TONY STEWART, Driver of the No. 14 Bass Pro Shops/Ducks Unlimited Chevrolet SS for Stewart-Haas Racing:
You’ve had a long relationship with Bass Pro Shops and have a great appreciation for the outdoors. What does the Ducks Unlimited relationship mean to you?
“I love the outdoors and everything that goes into maintaining the outdoors. Nurturing the land is as satisfying for me as hunting and fishing. Giving back is something that drives me, be it in racing or with the outdoors. In order for racing to be sustainable, we have to have younger generations get involved. It’s the same with the outdoors. In order for hunting and fishing to be sustainable, our land and wildlife needs to be managed and maintained, and that knowledge has to be passed on from one generation to the next. Ducks Unlimited does a great job in that regard, and we’re proud to have them with us at Daytona.”
Restrictor-plate racing isn’t your favorite type of racing, but it is one at which you seem to excel, particularly at Daytona. What makes it frustrating?
“I wish I could explain it. I’m certainly not any happier about it than I’ve always been, but we have had a lot of success at restrictor-plate tracks, especially Daytona. I’m glad we’re halfway decent at it, but it’s still always frustrating when you have to rely on what everybody else does. It’s not what you do. It’s what you do along with somebody else who decides that they’re going to follow you and help you. That’s the part that frustrates you as a driver. The great thing about restrictor-plate racing though is that 43 cars all have the same shot at winning the race, but again, that’s also part of what makes it frustrating, too. It’s just being at the right place at the right time. Last year, when those last two big wrecks happened at the end of the race, we were in the right spot. We were ahead of the wrecks both times.”
Talk about winning last year’s Coke Zero 400.
“The biggest challenge was Matt Kenseth and Greg Biffle because when they hooked up, I didn’t think there was anybody that could beat them. But we were able to stay in touch with them, and I got a great restart with Kasey Kahne helping me. We just had to try to separate Matt and Greg. Once we got them pulled apart, I think Matt tried to reconnect with Greg, and we carried enough momentum to get back around in front of him and get down on that bottom line. I tried to back up to Matt to make sure they didn’t get a huge run on us. They were coming on the outside in (turns) three and four and the last wreck happened, and we were just fortunate enough to be leading still.”

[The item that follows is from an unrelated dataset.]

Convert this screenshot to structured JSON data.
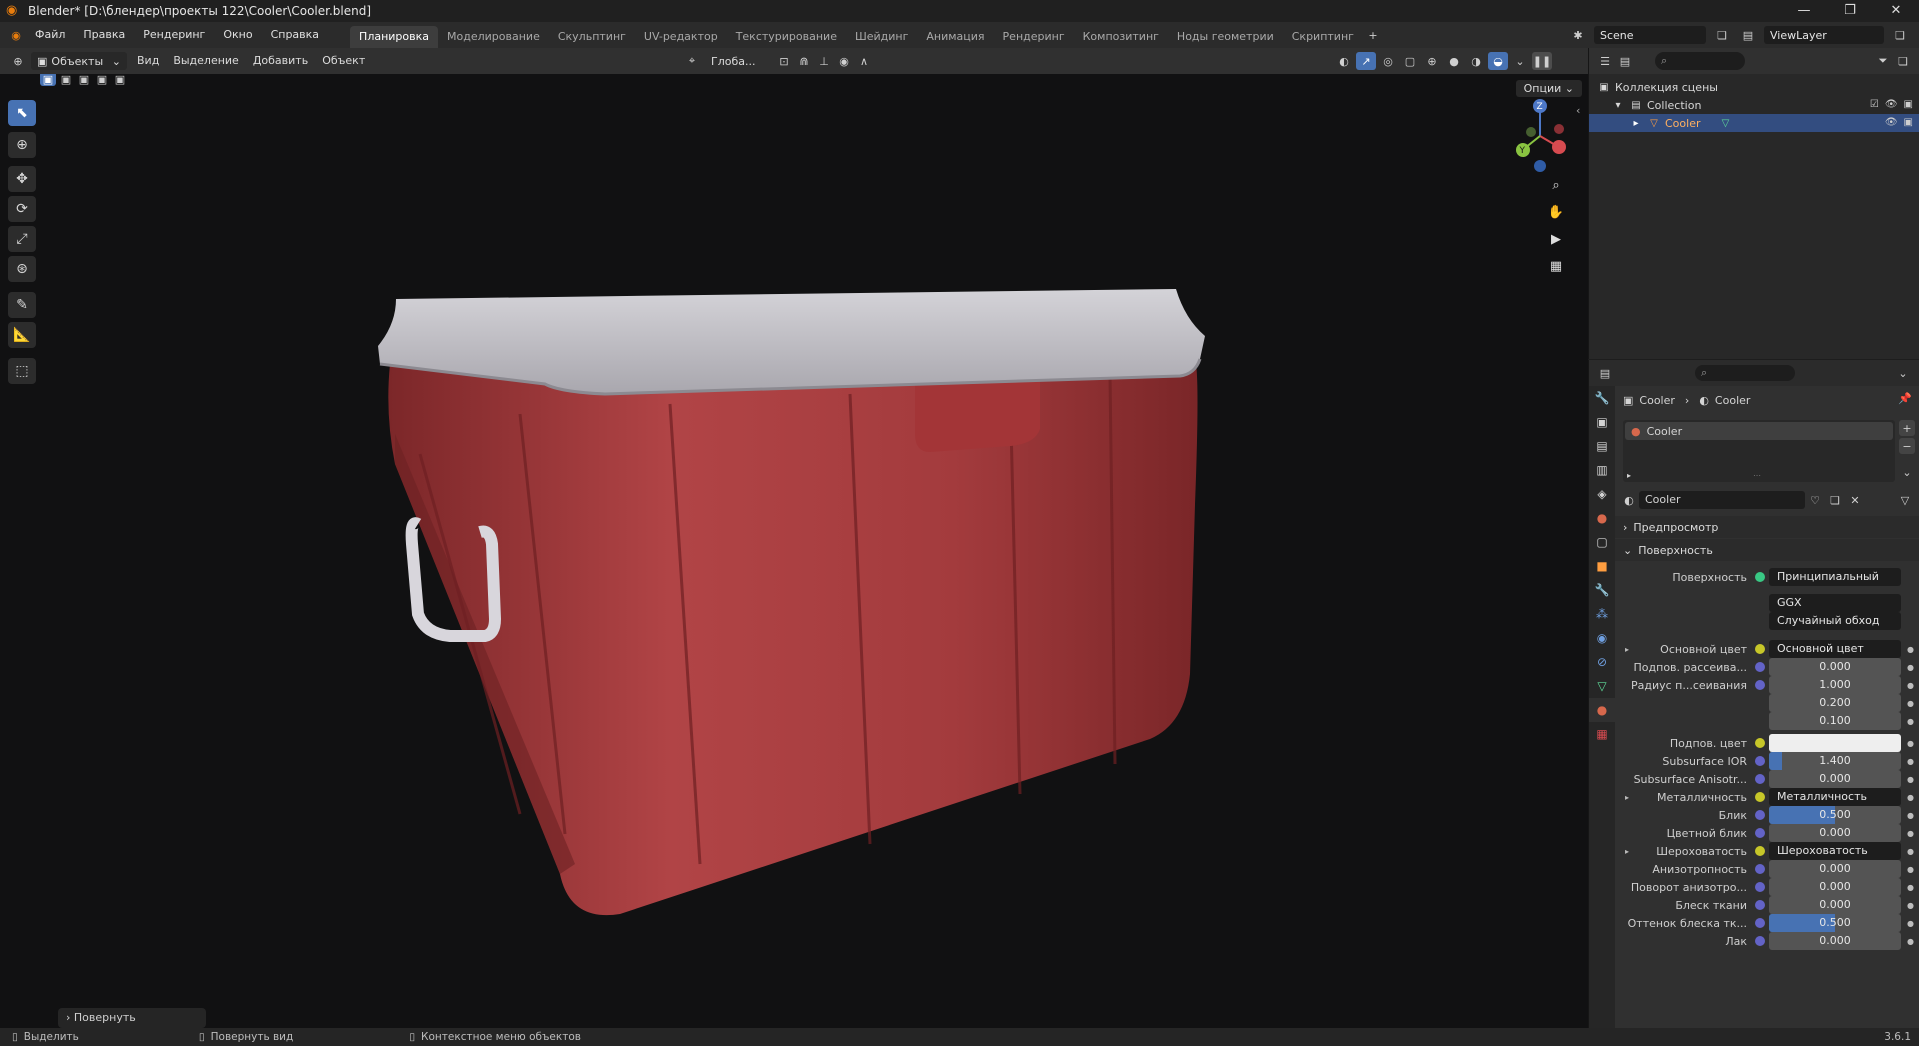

When you’re in the draft, how much control do you feel you have inside the racecar?
“It depends on the circumstances. You can’t see the air and you hit different pockets (of air). You hit a pocket where you get a real big tow or you hit a pocket where it seems they’re getting a tow and pulling you back, and you just have to play the circumstances. You just try getting in different scenarios and try to learn if you get in the middle of the draft, what does it do? Will it give you a push? Will it not give you a push? If you get next to this car, does it suck you up or does it slow you down? It’s trial and error, but at the same time, it’s like pulling a pin on a grenade. You know through that process that if one guy makes a mistake, the car’s torn up for the race. It’s just a delicate balance of how hard you go, how many things you try, and how much time you spend doing it.”